**INSTRUCTIONS TO FOLLOW**
Report each line of the records where "logo" occurs.

**MATERIALS PROVIDED**
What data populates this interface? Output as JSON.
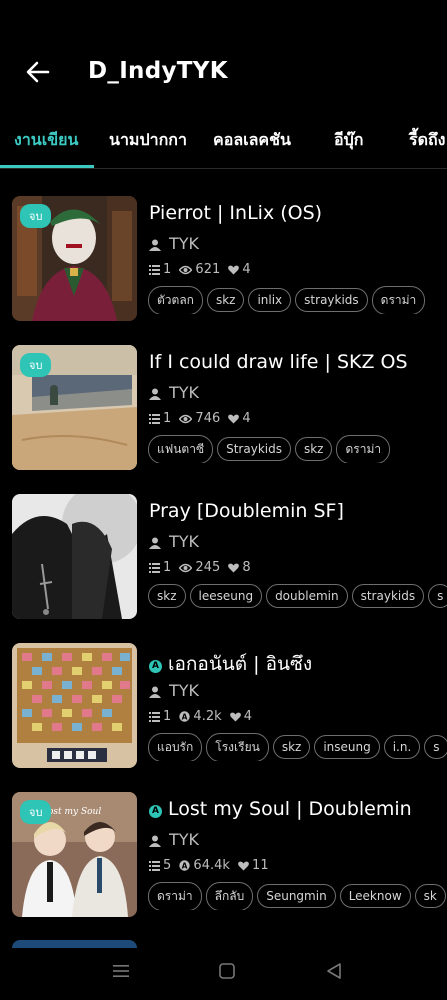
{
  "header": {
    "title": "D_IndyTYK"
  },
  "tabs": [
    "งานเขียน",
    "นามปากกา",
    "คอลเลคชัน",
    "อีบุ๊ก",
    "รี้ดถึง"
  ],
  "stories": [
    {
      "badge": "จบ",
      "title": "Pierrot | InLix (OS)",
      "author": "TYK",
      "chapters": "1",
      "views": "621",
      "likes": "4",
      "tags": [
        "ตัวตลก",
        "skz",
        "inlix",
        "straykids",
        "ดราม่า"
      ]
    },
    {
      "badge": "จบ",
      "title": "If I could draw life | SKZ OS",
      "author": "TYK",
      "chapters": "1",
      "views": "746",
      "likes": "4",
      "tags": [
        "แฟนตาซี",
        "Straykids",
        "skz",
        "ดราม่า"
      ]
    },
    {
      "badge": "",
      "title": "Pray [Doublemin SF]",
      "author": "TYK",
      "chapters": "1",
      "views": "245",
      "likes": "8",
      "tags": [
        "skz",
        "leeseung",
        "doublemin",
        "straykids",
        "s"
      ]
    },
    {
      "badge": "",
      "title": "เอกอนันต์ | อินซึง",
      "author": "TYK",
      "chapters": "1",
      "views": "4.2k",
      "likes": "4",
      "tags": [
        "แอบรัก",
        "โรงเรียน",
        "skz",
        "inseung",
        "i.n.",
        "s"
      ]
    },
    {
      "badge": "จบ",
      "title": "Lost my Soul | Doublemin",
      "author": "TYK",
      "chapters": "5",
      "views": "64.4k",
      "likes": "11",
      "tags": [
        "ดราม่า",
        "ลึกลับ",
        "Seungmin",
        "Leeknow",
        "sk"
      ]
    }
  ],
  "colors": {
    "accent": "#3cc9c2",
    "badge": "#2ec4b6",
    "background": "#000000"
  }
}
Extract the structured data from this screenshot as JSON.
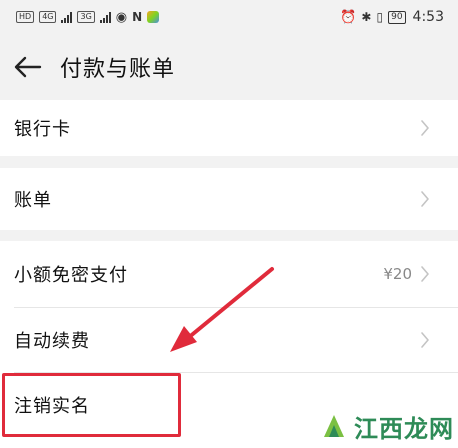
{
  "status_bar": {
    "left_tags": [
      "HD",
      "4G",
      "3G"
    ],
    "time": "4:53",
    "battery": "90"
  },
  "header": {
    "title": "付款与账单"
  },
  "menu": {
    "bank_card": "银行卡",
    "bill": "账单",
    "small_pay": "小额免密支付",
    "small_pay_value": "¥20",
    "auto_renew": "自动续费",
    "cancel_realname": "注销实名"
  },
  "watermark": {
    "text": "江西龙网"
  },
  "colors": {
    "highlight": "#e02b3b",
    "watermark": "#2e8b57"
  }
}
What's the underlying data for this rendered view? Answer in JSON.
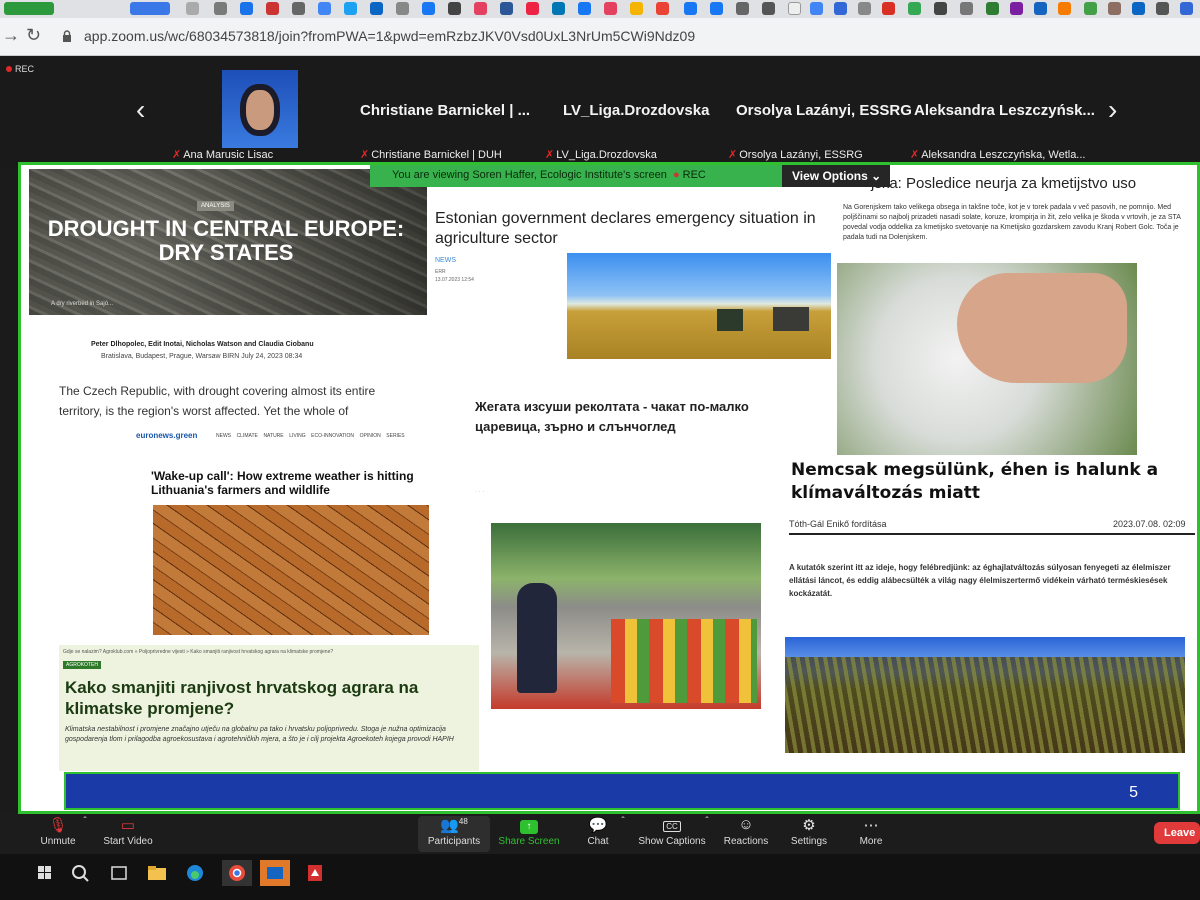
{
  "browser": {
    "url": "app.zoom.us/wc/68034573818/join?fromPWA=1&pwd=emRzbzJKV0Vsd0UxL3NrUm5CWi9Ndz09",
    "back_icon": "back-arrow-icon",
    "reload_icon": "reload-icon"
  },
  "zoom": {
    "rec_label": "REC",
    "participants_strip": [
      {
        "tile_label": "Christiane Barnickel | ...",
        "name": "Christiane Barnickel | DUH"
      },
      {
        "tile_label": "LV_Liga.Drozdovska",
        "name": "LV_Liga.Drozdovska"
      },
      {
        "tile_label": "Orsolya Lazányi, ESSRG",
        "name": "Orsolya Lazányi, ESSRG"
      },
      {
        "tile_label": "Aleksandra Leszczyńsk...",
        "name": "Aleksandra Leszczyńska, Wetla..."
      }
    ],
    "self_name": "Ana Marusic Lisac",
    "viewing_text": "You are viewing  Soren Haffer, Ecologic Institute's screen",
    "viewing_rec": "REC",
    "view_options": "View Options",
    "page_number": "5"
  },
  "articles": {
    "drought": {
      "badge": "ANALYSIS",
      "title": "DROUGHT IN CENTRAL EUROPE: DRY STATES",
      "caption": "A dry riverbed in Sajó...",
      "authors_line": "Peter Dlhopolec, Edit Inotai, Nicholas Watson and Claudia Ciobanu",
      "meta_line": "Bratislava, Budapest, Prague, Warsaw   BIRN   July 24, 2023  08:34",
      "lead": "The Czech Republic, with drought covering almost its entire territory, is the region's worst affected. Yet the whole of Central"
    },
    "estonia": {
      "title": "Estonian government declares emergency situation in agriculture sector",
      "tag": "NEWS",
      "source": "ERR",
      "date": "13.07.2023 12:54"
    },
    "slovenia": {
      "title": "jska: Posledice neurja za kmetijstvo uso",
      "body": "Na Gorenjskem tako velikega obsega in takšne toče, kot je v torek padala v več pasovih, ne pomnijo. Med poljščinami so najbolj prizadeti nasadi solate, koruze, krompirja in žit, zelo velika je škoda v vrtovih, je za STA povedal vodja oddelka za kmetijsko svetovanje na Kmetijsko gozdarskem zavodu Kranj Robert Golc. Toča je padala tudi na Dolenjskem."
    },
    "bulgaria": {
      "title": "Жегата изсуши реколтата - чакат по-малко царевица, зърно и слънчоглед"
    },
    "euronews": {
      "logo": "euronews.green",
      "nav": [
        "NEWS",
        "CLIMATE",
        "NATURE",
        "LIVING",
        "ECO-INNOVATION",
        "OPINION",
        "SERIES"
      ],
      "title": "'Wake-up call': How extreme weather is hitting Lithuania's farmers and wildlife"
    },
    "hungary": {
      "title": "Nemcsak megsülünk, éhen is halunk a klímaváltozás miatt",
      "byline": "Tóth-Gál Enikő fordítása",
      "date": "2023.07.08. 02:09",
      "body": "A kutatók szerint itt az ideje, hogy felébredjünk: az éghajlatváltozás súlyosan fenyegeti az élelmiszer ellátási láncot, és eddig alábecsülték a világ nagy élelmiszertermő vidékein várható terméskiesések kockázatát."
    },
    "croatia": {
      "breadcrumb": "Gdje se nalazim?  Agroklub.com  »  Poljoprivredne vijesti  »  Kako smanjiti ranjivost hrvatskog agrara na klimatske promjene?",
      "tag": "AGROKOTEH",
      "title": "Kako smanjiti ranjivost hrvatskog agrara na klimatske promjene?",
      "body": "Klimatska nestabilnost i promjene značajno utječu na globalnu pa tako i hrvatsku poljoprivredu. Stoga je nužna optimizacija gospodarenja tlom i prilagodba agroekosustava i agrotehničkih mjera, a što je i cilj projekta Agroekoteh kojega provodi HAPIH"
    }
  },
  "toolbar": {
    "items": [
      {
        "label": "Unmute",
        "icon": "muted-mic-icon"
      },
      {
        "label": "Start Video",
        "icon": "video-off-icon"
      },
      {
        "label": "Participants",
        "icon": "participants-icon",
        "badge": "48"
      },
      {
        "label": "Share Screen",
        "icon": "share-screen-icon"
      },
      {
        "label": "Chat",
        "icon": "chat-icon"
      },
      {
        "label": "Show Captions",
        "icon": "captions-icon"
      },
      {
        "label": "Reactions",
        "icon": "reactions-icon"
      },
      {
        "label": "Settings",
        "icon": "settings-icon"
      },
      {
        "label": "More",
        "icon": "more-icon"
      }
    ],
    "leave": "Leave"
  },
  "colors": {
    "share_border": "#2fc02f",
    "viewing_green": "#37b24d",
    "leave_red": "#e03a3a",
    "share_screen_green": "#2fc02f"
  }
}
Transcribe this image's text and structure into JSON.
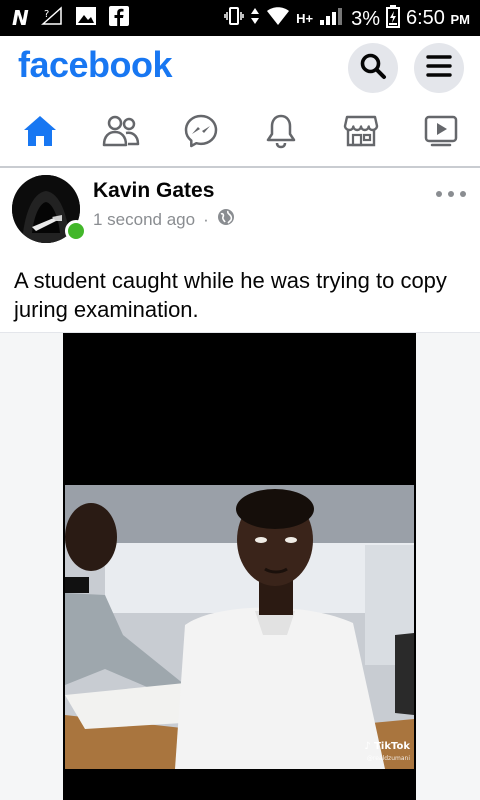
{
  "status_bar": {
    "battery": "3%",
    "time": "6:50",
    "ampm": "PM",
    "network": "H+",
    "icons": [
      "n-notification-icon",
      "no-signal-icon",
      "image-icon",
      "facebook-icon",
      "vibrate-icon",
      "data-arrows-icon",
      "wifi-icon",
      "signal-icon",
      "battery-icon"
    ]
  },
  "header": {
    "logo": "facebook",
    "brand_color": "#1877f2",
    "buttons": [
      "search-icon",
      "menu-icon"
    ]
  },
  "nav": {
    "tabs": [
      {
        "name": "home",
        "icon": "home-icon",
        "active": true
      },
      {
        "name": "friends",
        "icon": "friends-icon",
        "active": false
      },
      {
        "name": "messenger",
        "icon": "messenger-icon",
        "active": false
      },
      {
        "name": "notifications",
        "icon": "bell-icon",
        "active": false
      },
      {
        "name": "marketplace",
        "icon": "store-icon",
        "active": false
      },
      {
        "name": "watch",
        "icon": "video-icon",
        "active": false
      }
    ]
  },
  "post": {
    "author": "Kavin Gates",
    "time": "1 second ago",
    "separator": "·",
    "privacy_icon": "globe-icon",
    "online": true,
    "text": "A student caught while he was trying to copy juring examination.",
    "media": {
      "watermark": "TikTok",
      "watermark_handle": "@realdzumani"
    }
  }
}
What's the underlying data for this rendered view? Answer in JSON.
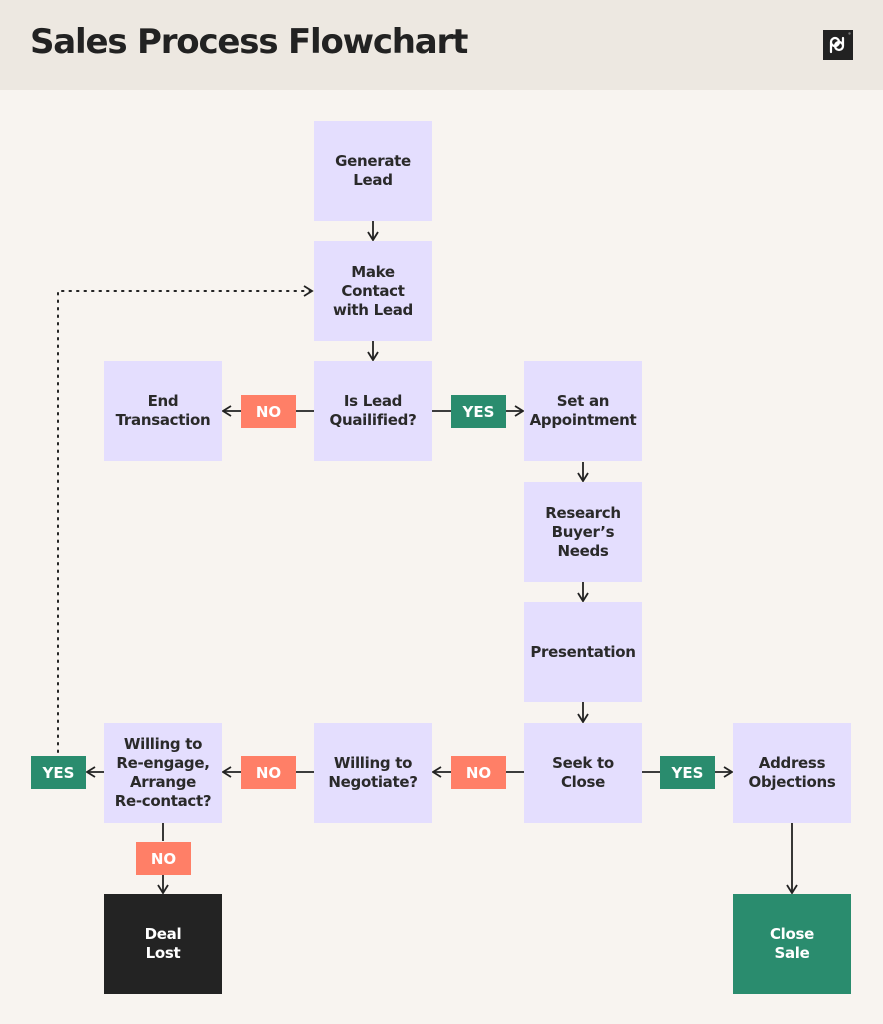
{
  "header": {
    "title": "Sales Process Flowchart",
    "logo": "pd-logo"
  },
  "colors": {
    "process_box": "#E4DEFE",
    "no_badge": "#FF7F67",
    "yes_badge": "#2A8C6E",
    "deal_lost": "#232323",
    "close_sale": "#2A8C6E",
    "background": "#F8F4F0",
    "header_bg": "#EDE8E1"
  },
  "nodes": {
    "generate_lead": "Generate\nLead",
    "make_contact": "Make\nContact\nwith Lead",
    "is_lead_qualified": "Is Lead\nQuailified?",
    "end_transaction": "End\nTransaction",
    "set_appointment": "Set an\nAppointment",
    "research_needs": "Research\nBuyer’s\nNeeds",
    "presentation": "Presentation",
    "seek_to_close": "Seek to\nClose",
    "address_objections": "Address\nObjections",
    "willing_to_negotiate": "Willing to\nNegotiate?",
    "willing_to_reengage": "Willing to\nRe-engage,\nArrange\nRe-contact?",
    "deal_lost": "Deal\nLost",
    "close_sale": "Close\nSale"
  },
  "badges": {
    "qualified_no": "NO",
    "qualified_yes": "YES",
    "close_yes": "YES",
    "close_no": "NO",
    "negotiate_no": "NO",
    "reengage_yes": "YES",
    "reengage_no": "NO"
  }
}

**RESPONSE TO THIS EXERCISE**
      "logo": "euronews.green",
    "logo": "facebook",
    "logo": "pd-logo"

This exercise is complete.